■ WORK TO COMPLETE ■
Take from the data every line in which the word "Windows" is found.

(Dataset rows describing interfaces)

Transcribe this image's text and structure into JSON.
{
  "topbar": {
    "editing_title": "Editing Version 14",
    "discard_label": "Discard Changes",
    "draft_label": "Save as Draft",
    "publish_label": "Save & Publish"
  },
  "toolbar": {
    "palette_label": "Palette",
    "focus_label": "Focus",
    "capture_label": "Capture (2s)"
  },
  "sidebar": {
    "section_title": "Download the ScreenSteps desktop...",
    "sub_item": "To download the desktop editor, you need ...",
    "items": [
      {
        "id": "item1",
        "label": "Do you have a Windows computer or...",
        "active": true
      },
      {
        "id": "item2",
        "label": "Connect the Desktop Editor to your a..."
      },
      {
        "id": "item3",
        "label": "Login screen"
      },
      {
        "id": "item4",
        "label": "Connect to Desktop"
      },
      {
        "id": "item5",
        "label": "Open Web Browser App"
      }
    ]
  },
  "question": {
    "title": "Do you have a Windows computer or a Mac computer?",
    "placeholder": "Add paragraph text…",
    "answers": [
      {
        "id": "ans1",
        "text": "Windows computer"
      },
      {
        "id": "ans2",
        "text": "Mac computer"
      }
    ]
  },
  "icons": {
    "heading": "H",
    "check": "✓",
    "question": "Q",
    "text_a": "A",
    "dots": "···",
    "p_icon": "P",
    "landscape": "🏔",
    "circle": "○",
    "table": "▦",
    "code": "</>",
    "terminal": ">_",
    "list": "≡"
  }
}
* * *
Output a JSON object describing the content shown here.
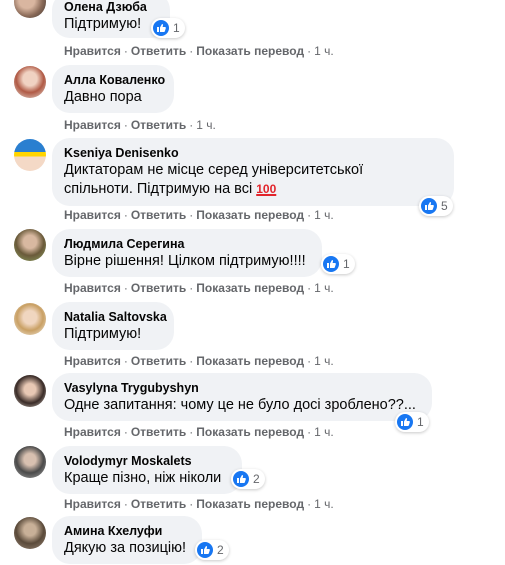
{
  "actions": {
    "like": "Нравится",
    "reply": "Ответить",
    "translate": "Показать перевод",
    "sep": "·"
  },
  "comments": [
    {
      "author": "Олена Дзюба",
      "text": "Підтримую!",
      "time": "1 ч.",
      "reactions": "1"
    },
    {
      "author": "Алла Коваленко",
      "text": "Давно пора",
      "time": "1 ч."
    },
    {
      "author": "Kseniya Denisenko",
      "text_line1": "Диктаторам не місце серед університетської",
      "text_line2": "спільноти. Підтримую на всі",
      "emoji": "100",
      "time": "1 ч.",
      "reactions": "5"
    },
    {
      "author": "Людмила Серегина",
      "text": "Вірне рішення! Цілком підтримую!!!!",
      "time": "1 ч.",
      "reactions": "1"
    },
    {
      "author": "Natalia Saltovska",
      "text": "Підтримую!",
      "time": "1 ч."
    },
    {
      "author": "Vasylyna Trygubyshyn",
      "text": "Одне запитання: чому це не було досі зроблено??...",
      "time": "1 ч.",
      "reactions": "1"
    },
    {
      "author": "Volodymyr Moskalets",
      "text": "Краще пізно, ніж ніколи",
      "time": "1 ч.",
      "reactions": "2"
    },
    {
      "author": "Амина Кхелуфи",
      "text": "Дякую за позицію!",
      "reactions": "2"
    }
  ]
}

■ RESULT OF THIS EXERCISE ■
        "label": "Do you have a Windows computer or...",
    "title": "Do you have a Windows computer or a Mac computer?",
        "text": "Windows computer"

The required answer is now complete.